Mentions: A decrease in the ratio of mitochondrial Bcl-2 to Bax is proposed to reflect an increase in the permeability of the mitochondrial membrane and cell susceptibility to an apoptotic stimulus. There was increased Bax levels as well as reduced Bcl-2 levels in the mitochondrial fractions after TBI (Fig. 3a). The mitochondrial Bcl-2/Bax ratio in the WT TBI group was significantly lower than that in the WT sham group (p < 0.05, n = 6, Fig. 3b). GCPII KO significantly increased the ratio of Bcl-2/Bax in the mitochondria compared to their WT counterparts (p < 0.05, n = 6, Fig. 3b). As an apparent result of elevated mitochondrial permeability, the level of cytosolic cytochrome c significantly increased in the TBI groups (both p < 0.05, n = 6, Fig. 4a, c). However, the increase in the cytosolic cytochrome c level in the KO TBI mice was significantly less than that in the WT TBI mice (p < 0.05, n = 6, Fig. 4c).Fig. 3

Bottom Line: Inhibition of GCPII elevates extracellular levels of the peptide, inhibits glutamate release and is neuroprotective in an animal model of traumatic brain injury.Impact injury reduced glutathione levels and superoxide dismutase and glutathione peroxidase activities and increased malondialdehyde.These data support the hypothesis that the neuroprotective efficacy of GCPII KO in traumatic brain injury is mediated via a reduction in oxidative stress.

View Article: PubMed Central - PubMed

Affiliation: Department of Neurosurgery, Ren Ji Hospital, School of Medicine, Shanghai Jiao Tong University, 160 Pujian Road, Shanghai, 200127, China.

ABSTRACT

Background: Glutamate carboxypeptidase II (GCPII) inactivates the peptide co-transmitter N-acetylaspartylglutamate following synaptic release.
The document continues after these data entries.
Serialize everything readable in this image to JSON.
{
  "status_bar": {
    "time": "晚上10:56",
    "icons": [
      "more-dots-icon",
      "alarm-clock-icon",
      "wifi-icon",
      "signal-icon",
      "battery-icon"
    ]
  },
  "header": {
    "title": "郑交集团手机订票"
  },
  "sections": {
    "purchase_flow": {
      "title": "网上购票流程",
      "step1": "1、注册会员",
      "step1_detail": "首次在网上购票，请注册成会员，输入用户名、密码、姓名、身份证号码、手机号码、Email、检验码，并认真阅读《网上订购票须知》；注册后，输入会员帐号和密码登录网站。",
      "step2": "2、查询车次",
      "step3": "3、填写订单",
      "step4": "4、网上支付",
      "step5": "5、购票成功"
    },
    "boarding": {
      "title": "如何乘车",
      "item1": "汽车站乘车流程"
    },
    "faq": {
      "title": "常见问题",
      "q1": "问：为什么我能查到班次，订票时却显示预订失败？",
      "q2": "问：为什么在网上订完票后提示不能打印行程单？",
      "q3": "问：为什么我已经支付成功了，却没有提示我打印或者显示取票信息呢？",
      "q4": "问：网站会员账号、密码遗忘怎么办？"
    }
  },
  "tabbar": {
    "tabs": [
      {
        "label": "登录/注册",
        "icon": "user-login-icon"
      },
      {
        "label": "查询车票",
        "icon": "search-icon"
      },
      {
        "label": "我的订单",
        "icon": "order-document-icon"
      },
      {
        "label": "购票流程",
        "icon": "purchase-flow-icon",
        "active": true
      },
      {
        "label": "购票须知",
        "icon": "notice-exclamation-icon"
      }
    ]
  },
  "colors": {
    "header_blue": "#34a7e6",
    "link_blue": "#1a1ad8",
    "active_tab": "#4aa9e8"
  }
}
Inhibition of GCPII elevates extracellular levels of the peptide, inhibits glutamate release and is neuroprotective in an animal model of traumatic brain injury. GCPII gene knockout mice were used to examine the cellular mechanisms underlying the neuroprotective efficacy of this transmitter system.

Results: Following controlled cortical impact injury, GCPII knockout (KO) mice exhibited reduced TUNEL-positive nuclei in the contusion margin of the cerebral cortex relative to wild type mice. Impact injury reduced glutathione levels and superoxide dismutase and glutathione peroxidase activities and increased malondialdehyde. Each of these effects was moderated in KO mice relative to wild type. Similarly, the injury-induced increases in cleaved caspase-3, cytosolic cytochrome c levels and Bcl-2/Bax ratio observed in wild type mice were attenuated in the knockout mice.

Conclusions: These data support the hypothesis that the neuroprotective efficacy of GCPII KO in traumatic brain injury is mediated via a reduction in oxidative stress.

No MeSH data available.


Related in: MedlinePlus